Balanced Commercial Property 27 September 2022
Disclosure – Non-Independent Marketing Communication
This is a non-independent marketing communication commissioned by Balanced Commercial Property . The report has not been prepared in accordance with legal requirements designed to promote the independence of investment research and is not subject to any prohibition on the dealing ahead of the dissemination of investment research.
To provide ordinary shareholders with an attractive level of income with the potential for capital and income growth from investing in a diversified UK commercial property portfolio.
Source: Morningstar, BCPT
Balanced Commercial Property
Columbia Threadneedle Management Limited
Richard Kirby; Matt Howard;
Association of Investment Companies (AIC) Sector
Property - UK Commercial
Dividend Distribution Frequency
Latest Market Capitalisation
Latest Net Gearing (Cum Fair)
Latest Ongoing Charge Ex Perf Fee
(Discount)/ Premium (Cum Fair)
Daily Closing Price
Balanced Commercial Property (BCPT) offers diversified exposure to the income and capital growth potential in UK commercial property via a large portfolio of c. £1.4bn total assets. Richard Kirby has managed the trust since launch in 2005, with a focus on identifying high-quality properties in prime locations. The trust was known as BMO Commercial Property Trust until the management company, BMO GAM, was bought by Columbia Threadneedle last year.
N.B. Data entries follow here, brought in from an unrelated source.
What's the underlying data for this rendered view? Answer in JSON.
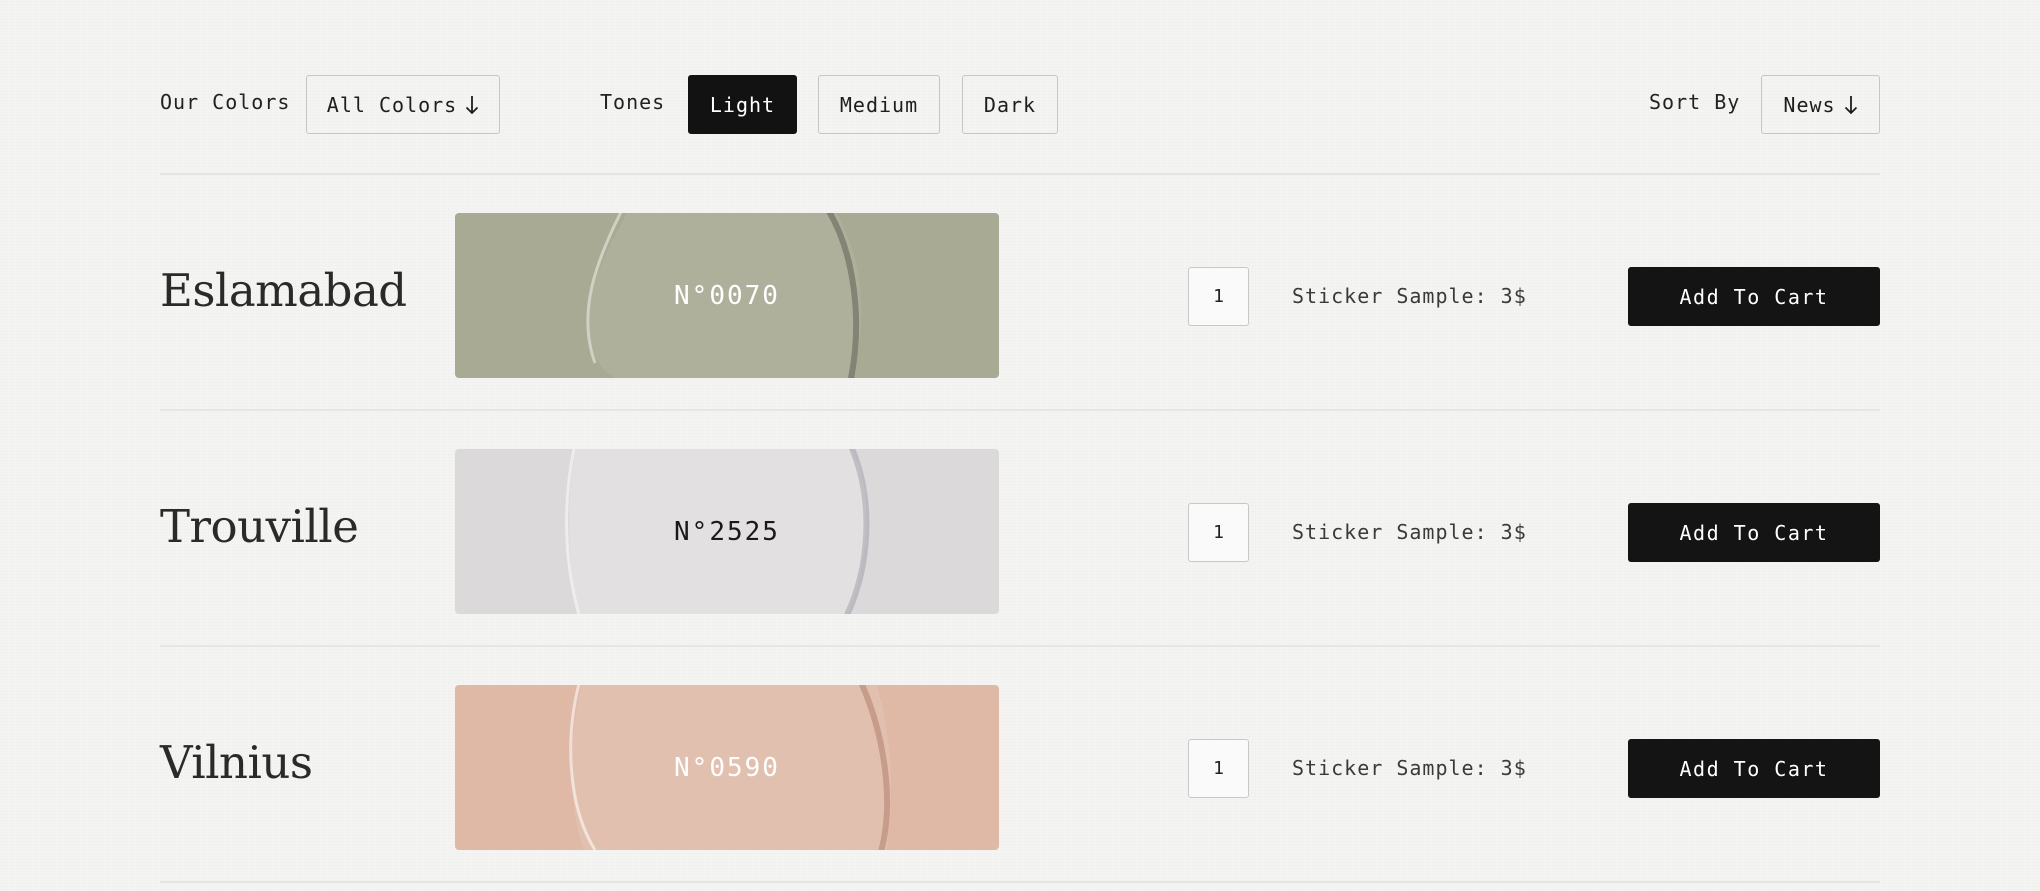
{
  "filters": {
    "colors_label": "Our Colors",
    "colors_select": "All Colors",
    "tones_label": "Tones",
    "tones": [
      {
        "label": "Light",
        "active": true
      },
      {
        "label": "Medium",
        "active": false
      },
      {
        "label": "Dark",
        "active": false
      }
    ],
    "sort_label": "Sort By",
    "sort_select": "News"
  },
  "products": [
    {
      "name": "Eslamabad",
      "code": "N°0070",
      "quantity": "1",
      "price_text": "Sticker Sample: 3$",
      "cart_label": "Add To Cart",
      "swatch_color": "#a9aa93",
      "code_color": "#ffffff"
    },
    {
      "name": "Trouville",
      "code": "N°2525",
      "quantity": "1",
      "price_text": "Sticker Sample: 3$",
      "cart_label": "Add To Cart",
      "swatch_color": "#dcd9db",
      "code_color": "#1a1a1a"
    },
    {
      "name": "Vilnius",
      "code": "N°0590",
      "quantity": "1",
      "price_text": "Sticker Sample: 3$",
      "cart_label": "Add To Cart",
      "swatch_color": "#dfb9a6",
      "code_color": "#ffffff"
    }
  ]
}
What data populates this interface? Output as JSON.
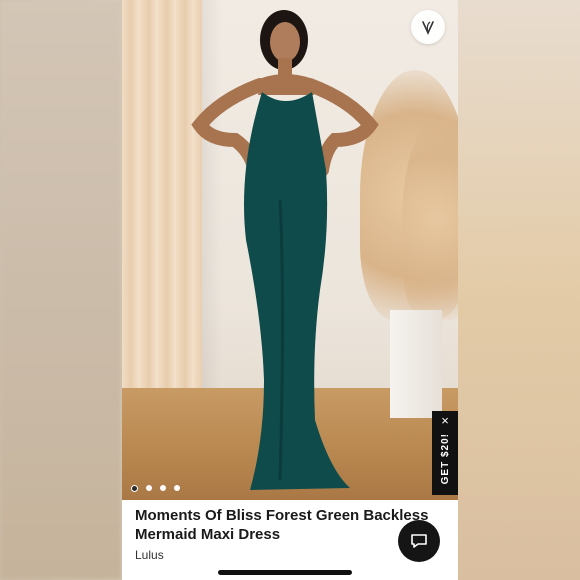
{
  "product": {
    "title": "Moments Of Bliss Forest Green Backless Mermaid Maxi Dress",
    "brand": "Lulus"
  },
  "gallery": {
    "total_images": 4,
    "active_index": 0
  },
  "promo": {
    "label": "GET $20!",
    "close_glyph": "×"
  },
  "icons": {
    "favorite": "heart-icon",
    "chat": "chat-bubble-icon"
  },
  "colors": {
    "dress": "#0f4b4b",
    "promo_bg": "#111111",
    "chat_bg": "#151515"
  }
}
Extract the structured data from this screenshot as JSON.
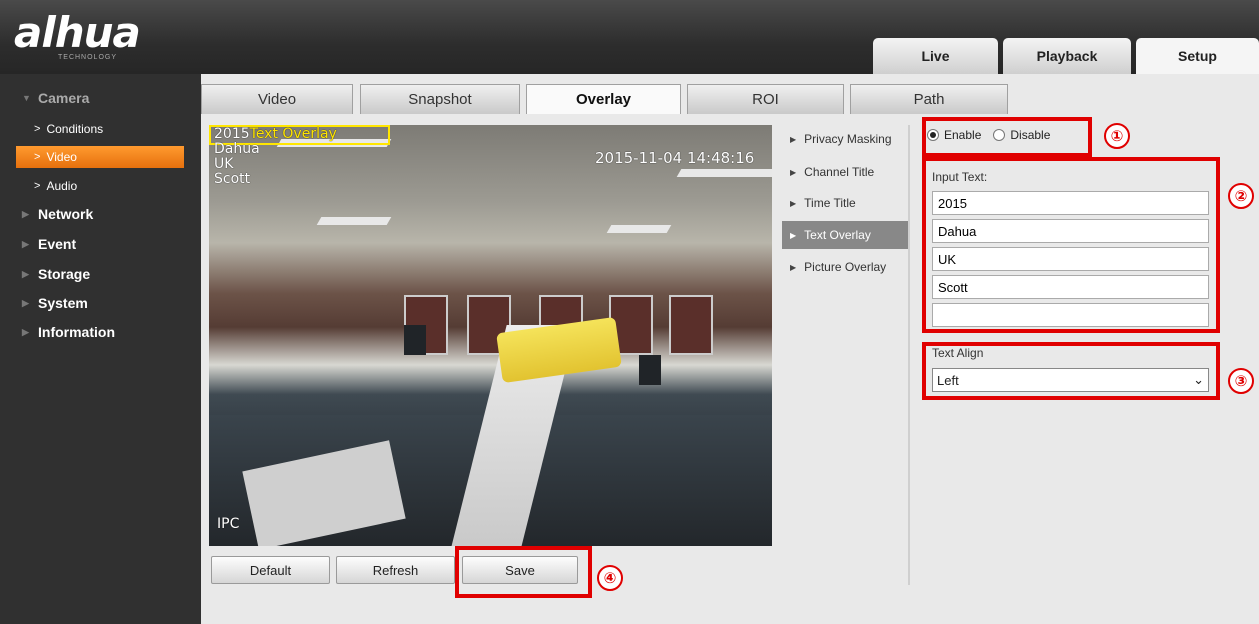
{
  "brand": {
    "logo": "alhua",
    "tagline": "TECHNOLOGY"
  },
  "top_tabs": [
    {
      "label": "Live"
    },
    {
      "label": "Playback"
    },
    {
      "label": "Setup",
      "active": true
    }
  ],
  "sidebar": {
    "categories": [
      {
        "label": "Camera",
        "expanded": true
      },
      {
        "label": "Network"
      },
      {
        "label": "Event"
      },
      {
        "label": "Storage"
      },
      {
        "label": "System"
      },
      {
        "label": "Information"
      }
    ],
    "camera_items": [
      {
        "label": "Conditions"
      },
      {
        "label": "Video",
        "active": true
      },
      {
        "label": "Audio"
      }
    ]
  },
  "sub_tabs": [
    {
      "label": "Video"
    },
    {
      "label": "Snapshot"
    },
    {
      "label": "Overlay",
      "active": true
    },
    {
      "label": "ROI"
    },
    {
      "label": "Path"
    }
  ],
  "video": {
    "overlay_box_text": "Text Overlay",
    "overlay_lines": [
      "2015",
      "Dahua",
      "UK",
      "Scott"
    ],
    "timestamp": "2015-11-04 14:48:16",
    "channel": "IPC"
  },
  "buttons": {
    "default": "Default",
    "refresh": "Refresh",
    "save": "Save"
  },
  "overlay_menu": [
    {
      "label": "Privacy Masking"
    },
    {
      "label": "Channel Title"
    },
    {
      "label": "Time Title"
    },
    {
      "label": "Text Overlay",
      "active": true
    },
    {
      "label": "Picture Overlay"
    }
  ],
  "settings": {
    "enable_label": "Enable",
    "disable_label": "Disable",
    "enabled": true,
    "input_text_label": "Input Text:",
    "inputs": [
      "2015",
      "Dahua",
      "UK",
      "Scott",
      ""
    ],
    "text_align_label": "Text Align",
    "text_align_value": "Left"
  },
  "annotations": [
    "①",
    "②",
    "③",
    "④"
  ],
  "colors": {
    "accent": "#f28a1e",
    "annotation": "#e00000",
    "osd_box": "#ffe600",
    "sidebar_bg": "#303030"
  }
}
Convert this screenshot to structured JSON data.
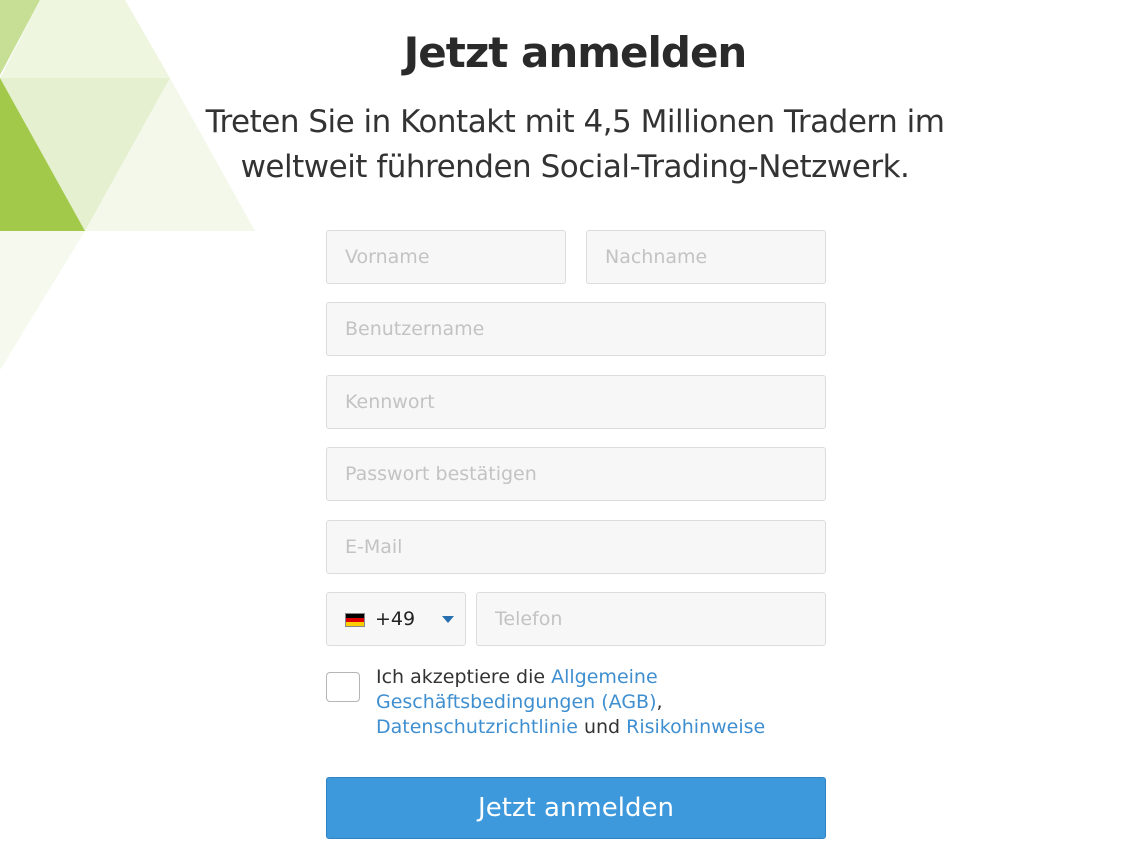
{
  "colors": {
    "accent_green": "#a3c94a",
    "light_green": "#e3f0cc",
    "button_blue": "#3d99dc",
    "link_blue": "#3f8fd0"
  },
  "header": {
    "title": "Jetzt anmelden",
    "subtitle_line1": "Treten Sie in Kontakt mit 4,5 Millionen Tradern im",
    "subtitle_line2": "weltweit führenden Social-Trading-Netzwerk."
  },
  "form": {
    "first_name": {
      "placeholder": "Vorname",
      "value": ""
    },
    "last_name": {
      "placeholder": "Nachname",
      "value": ""
    },
    "username": {
      "placeholder": "Benutzername",
      "value": ""
    },
    "password": {
      "placeholder": "Kennwort",
      "value": ""
    },
    "password_confirm": {
      "placeholder": "Passwort bestätigen",
      "value": ""
    },
    "email": {
      "placeholder": "E-Mail",
      "value": ""
    },
    "country": {
      "flag_icon": "germany-flag-icon",
      "dial_code": "+49"
    },
    "phone": {
      "placeholder": "Telefon",
      "value": ""
    },
    "terms": {
      "prefix": "Ich akzeptiere die ",
      "agb_link": "Allgemeine Geschäftsbedingungen (AGB)",
      "comma": ",",
      "privacy_link": "Datenschutzrichtlinie",
      "and": " und ",
      "risk_link": "Risikohinweise",
      "checked": false
    },
    "submit_label": "Jetzt anmelden"
  }
}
Over the past year, Richard has re-focussed the portfolio on industrial and retail warehouse properties and reduced the exposure to offices and standard retail. Richard believes that supply and demand dynamics continue to favour industrials and retail warehouses, as well as some specific alternatives such as student accommodation, which often offers inflation-linked income, and hotels. As discussed under Portfolio, Richard is being cautious with new investments in the light of some weakening in the market over the summer, but he continues to look for stock-specific opportunities to add to the portfolio, taking advantage of the dislocated market.
There was £86.4m of cash in the portfolio, as at 30 June 2022, of which £18.3m is committed to income-accretive redevelopment plans. Additionally, there is an undrawn £50m revolving credit facility. We note that buybacks have been soaking up a lot of cash in recent months. Despite the repurchases, and some positive quarters of performance, the Discount remains wide at 38%.
Most of BCPT’s long-term debt doesn’t need to be rolled over until the end of 2024, providing some security in a rising interest rate environment (see Gearing).
Post a strategic repositioning, BCPT looks to be in a stronger position. High dividend cover means that there is no immediate pressure to boost income, while Richard’s long experience in the market should stand him in good stead when it comes to finding value in a volatile and dislocated market.
BCPT’s portfolio has experienced several recent solid quarters of NAV growth and it is pleasing to see the flagship St Christopher’s Place property written up in Q1 and Q2 2022. That said, the economic outlook for the UK is gloomy, with most analysts expecting a recession. In such an environment, commercial property could see valuations fall. While a recession would be troubling for retail and office properties in particular, it is nothing like the challenge lockdowns were. As such, we think the current c. 38% discount offers considerable compensation for the risks and that BCPT could be an interesting contrarian buy at this level.
Additionally we note there is reasonable inflation protection offered in commercial property. Some leases have explicit RPI-linkage or contracted fixed uplifts and many others offer the ability for inflation-busting increases when re-geared or properties are re-leased. In our view, this provides an extra attraction in the current environment and is a notable advantage over bonds.
- Offers a high yield from an asset class with some inflation protection
- Wide discount may offer some downside protection and increase catch-up potential in economic recovery
- Exposure to prime locations including central London which should retain appeal
- Concentration magnifies the risks to the portfolio from individual properties
- Office and retail exposure could be sensitive to a recession
- Higher-yielding alternatives are available, if often with more specialisation